The data —

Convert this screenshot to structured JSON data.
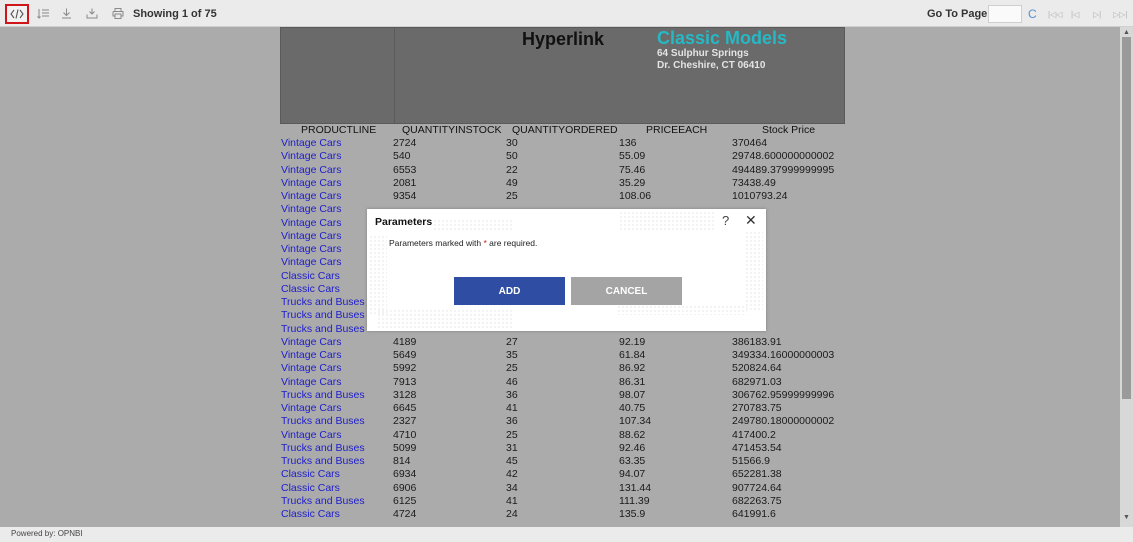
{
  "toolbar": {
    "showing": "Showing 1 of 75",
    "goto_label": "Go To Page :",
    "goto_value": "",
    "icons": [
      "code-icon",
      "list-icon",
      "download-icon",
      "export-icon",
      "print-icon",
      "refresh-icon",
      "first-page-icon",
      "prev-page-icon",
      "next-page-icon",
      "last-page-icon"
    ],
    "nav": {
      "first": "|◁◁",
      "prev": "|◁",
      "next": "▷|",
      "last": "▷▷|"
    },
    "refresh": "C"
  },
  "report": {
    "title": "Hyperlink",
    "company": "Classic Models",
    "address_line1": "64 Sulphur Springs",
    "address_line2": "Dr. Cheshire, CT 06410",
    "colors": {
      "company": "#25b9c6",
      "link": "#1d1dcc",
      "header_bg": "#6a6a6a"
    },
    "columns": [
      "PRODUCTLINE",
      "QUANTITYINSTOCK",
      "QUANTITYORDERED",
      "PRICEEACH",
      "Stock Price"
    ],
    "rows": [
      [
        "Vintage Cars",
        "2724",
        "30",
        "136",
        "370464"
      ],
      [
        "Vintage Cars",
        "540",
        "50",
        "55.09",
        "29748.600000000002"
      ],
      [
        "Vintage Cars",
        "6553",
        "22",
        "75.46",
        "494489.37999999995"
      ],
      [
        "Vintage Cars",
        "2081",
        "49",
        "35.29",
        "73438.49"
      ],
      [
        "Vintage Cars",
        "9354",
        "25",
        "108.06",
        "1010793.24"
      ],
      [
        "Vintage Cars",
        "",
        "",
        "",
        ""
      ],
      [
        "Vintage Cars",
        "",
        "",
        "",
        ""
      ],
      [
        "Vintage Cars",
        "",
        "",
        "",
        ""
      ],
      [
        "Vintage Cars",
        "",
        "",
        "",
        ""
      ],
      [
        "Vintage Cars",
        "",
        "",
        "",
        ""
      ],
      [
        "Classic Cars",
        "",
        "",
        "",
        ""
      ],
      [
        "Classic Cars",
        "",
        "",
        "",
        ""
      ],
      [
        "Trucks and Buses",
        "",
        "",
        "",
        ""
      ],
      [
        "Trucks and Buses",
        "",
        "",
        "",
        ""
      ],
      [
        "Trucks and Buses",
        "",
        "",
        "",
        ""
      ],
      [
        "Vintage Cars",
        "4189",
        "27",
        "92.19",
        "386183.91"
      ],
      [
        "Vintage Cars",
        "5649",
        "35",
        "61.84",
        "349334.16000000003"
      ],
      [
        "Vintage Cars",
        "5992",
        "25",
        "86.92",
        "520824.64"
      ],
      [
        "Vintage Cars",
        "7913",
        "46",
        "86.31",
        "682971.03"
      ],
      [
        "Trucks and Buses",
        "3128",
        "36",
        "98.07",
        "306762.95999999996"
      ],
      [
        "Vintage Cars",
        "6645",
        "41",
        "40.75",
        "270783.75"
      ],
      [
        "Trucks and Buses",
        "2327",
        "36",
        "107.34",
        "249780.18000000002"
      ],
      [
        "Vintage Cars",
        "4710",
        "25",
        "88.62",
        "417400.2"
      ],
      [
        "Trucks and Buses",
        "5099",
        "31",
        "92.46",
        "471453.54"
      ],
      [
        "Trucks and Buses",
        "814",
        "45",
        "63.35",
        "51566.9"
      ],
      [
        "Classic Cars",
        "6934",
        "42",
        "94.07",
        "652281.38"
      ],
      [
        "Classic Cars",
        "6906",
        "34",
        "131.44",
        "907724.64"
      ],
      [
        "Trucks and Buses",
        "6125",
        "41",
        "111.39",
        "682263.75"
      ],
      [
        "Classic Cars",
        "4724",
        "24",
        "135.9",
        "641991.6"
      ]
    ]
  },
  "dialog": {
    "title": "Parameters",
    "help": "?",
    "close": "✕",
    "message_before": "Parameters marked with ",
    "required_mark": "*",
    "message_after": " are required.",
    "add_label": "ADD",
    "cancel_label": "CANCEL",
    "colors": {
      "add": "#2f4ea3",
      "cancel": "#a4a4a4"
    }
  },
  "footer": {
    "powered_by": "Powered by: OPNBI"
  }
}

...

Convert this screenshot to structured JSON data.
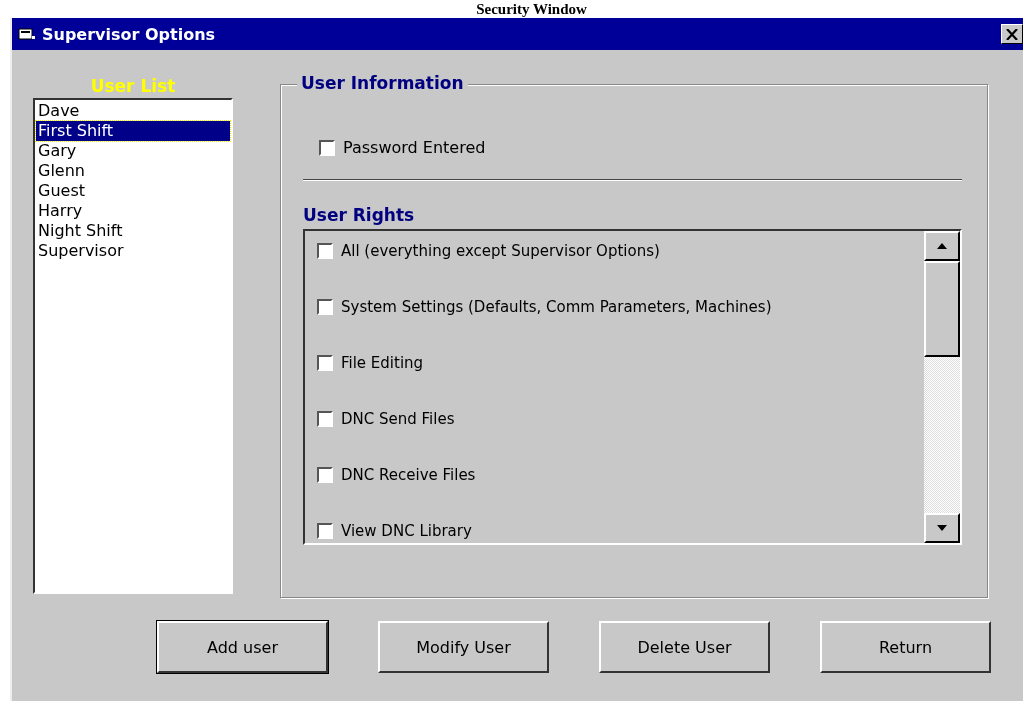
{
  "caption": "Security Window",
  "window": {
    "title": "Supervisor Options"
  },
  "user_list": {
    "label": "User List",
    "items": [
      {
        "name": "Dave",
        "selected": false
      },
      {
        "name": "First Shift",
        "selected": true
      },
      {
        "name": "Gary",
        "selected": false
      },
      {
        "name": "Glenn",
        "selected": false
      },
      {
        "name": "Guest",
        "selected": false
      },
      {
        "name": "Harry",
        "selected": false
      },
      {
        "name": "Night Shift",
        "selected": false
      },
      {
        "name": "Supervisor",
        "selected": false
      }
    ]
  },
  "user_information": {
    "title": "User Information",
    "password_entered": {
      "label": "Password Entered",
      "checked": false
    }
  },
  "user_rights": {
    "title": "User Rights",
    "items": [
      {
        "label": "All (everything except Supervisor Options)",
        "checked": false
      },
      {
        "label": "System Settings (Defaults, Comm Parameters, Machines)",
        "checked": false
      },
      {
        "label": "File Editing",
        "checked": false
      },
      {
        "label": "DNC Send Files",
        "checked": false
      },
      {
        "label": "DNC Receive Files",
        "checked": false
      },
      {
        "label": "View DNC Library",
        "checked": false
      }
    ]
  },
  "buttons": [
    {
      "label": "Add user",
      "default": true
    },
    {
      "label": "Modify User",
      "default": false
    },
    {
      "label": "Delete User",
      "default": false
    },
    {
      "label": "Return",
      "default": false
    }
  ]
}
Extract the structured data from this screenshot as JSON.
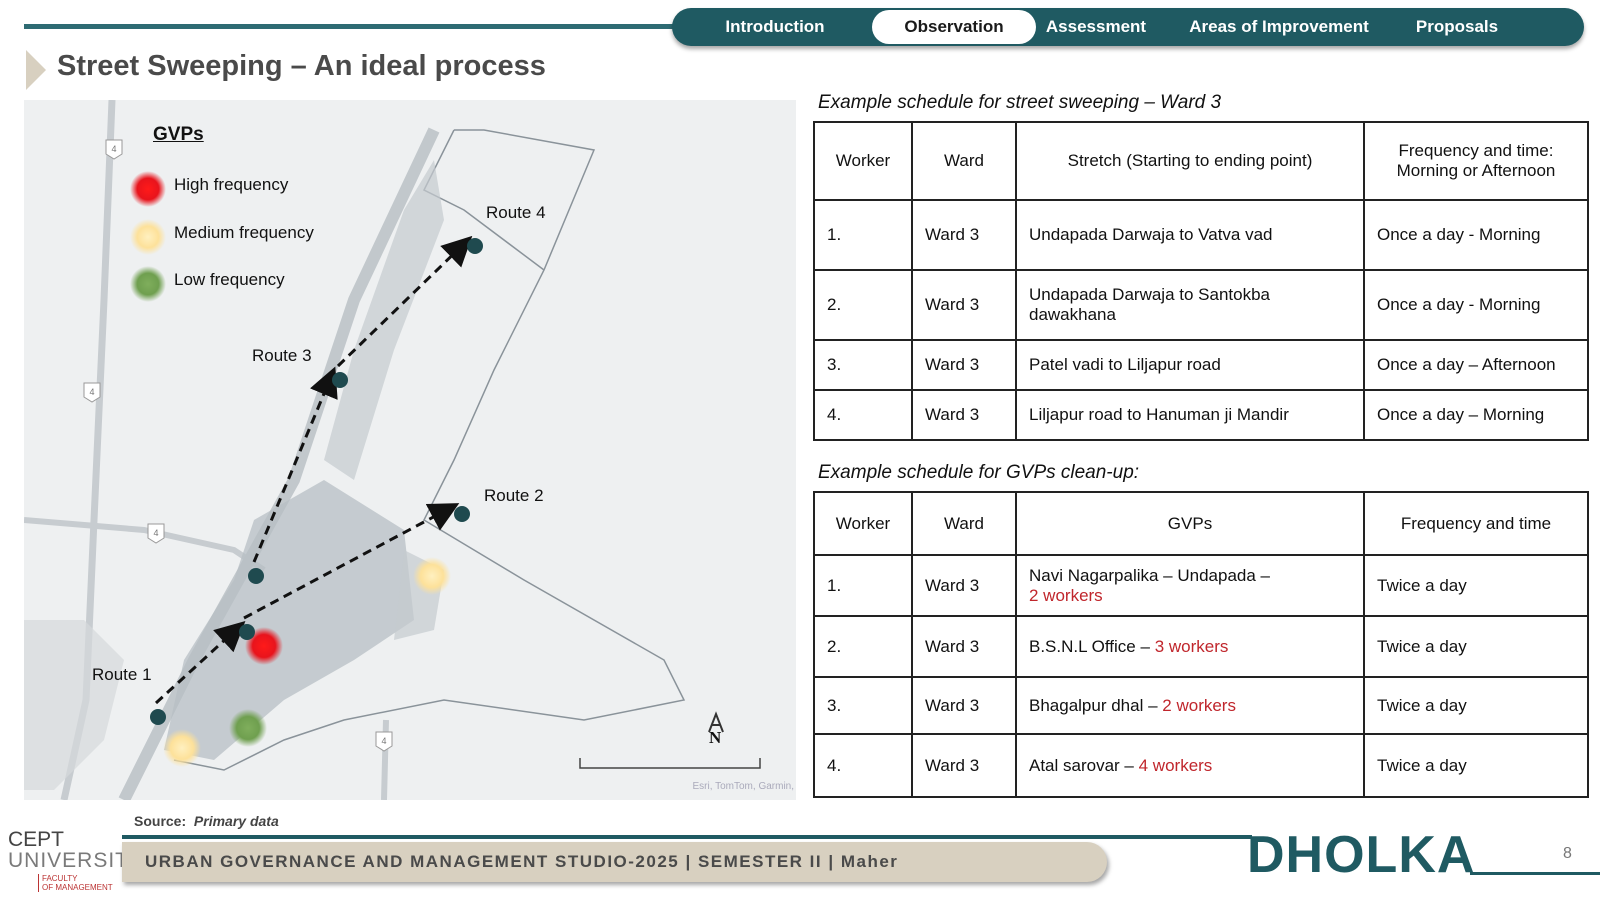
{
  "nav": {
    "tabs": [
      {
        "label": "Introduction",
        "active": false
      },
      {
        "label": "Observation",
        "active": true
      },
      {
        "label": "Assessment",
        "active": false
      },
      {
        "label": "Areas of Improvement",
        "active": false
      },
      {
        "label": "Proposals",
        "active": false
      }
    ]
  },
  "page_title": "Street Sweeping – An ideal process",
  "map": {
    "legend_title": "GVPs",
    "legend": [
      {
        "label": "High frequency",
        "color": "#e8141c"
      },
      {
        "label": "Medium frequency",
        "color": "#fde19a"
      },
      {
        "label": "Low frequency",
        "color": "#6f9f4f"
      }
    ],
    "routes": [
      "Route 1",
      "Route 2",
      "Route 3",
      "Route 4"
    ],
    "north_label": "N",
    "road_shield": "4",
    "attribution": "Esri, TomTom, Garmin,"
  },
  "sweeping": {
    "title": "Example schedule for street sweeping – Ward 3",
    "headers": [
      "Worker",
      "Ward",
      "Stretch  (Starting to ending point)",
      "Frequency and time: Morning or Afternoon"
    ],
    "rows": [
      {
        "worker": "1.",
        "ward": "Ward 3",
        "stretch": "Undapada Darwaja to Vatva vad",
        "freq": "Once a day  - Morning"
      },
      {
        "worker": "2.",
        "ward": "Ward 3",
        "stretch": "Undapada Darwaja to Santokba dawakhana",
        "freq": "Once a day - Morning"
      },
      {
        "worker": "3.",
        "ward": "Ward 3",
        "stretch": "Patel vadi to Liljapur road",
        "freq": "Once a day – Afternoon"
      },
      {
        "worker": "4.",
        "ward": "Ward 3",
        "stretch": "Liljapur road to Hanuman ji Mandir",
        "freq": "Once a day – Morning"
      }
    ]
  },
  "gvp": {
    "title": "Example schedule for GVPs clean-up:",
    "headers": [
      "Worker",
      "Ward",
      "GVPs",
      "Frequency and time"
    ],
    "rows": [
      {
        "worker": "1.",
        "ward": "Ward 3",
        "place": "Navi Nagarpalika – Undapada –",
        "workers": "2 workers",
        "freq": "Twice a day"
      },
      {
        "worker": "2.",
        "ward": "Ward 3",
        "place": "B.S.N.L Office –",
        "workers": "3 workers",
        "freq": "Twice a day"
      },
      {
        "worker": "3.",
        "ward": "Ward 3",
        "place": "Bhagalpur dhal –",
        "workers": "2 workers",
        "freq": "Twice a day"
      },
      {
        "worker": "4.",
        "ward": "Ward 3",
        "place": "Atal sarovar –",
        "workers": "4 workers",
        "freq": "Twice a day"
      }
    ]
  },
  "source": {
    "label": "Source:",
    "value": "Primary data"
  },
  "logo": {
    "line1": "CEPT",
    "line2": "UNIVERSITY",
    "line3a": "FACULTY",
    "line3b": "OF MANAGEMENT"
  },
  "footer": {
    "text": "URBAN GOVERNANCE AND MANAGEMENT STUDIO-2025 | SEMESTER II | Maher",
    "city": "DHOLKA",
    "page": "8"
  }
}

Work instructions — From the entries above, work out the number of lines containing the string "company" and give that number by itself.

Response below — 2